STDs seem like something that only happens in brochures at your doctor's office or to a friend from a friend, and you never think it can happen to you until it does. All it takes is one person to give you an STD, and some can last for life.


It's important to get regularly checked for STDs, so you don't accidentally give one to your own partner, no matter your age.

RELATED: The Scary Reason You Shouldn't Sleep With Undies On, Say Experts

RELATED: 7 Sneaky Things That Happen To Your Body After Turning 30


After testing more than 500 boomers, researchers from the emergency department at the University of Alabama at Birmingham discovered the rate of hepatitis C among patients born between 1945 and 1965 was 13.5% — more than double the 3-5% they expected.

The rates were so high that researchers figured their initial results were a fluke. But the numbers were right, which is why the department plans on screening 15,000 more people in the coming years.

It's serious stuff, too: hepatitis C can remain dormant in the body for decades, only to show itself later on in the form of cirrhosis, liver disease, or liver cancer. According to the CDC, for every 100 positive patients, between 5 and 20 will develop cirrhosis over several decades, and between one and five will die.

RELATED: 7 Common Household Items That Kill Your Testosterone


Hepatitis C used to be regularly screened for in drug users, HIV-positive patients, and anyone who had a blood transfusion before 1992.

And since the 1990s, hep-C rates have decreased by 90%. So why the sudden uptick in the boomer demographic? Since that major decrease, paper author Ryan L. Nave believes many of the infected boomers used to be high-risk and have since changed their behavior — but never got tested.

He also attributes it to decreased public awareness about the disease and a lack of health insurance coverage for the test.

RELATED: This 3D Eating Approach Drastically Transformed My Physique

Thankfully, new therapies can now stop the progression of the once-misunderstood disease to the point of a cure: all it takes is a simple blood test. Not covered under health insurance? The test is now becoming more widely available at clinics much like the one used in the study.

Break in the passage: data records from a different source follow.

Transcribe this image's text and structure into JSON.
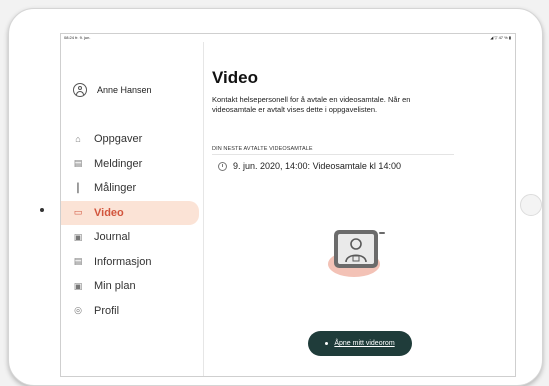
{
  "statusbar": {
    "time": "08:24  fr. 9. jun.",
    "right": "◢ ▽ 47 % ▮"
  },
  "profile": {
    "name": "Anne Hansen"
  },
  "sidebar": {
    "items": [
      {
        "label": "Oppgaver",
        "icon": "home-icon",
        "glyph": "⌂"
      },
      {
        "label": "Meldinger",
        "icon": "chat-icon",
        "glyph": "▤"
      },
      {
        "label": "Målinger",
        "icon": "chart-icon",
        "glyph": "┃"
      },
      {
        "label": "Video",
        "icon": "video-icon",
        "glyph": "▭"
      },
      {
        "label": "Journal",
        "icon": "journal-icon",
        "glyph": "▣"
      },
      {
        "label": "Informasjon",
        "icon": "info-icon",
        "glyph": "▤"
      },
      {
        "label": "Min plan",
        "icon": "plan-icon",
        "glyph": "▣"
      },
      {
        "label": "Profil",
        "icon": "profile-icon",
        "glyph": "◎"
      }
    ],
    "active_index": 3
  },
  "main": {
    "title": "Video",
    "description": "Kontakt helsepersonell for å avtale en videosamtale. Når en videosamtale er avtalt vises dette i oppgavelisten.",
    "section_label": "DIN NESTE AVTALTE VIDEOSAMTALE",
    "appointment": "9. jun. 2020, 14:00: Videosamtale kl 14:00",
    "open_button": "Åpne mitt videorom"
  },
  "colors": {
    "accent": "#d2553d",
    "active_bg": "#fbe3d6",
    "button_bg": "#1f3c3a"
  }
}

Hep-C isn't the only STD on the rise among older Americans. Check out Your Guide to STDs Over 40 to learn more about your risk.

RELATED: I Tried Kegel Weight Lifting With Etsy Eggs And Burned My Insides

Nina Elias is an experienced copywriter, editor, content strategist, brand strategist, and journalist.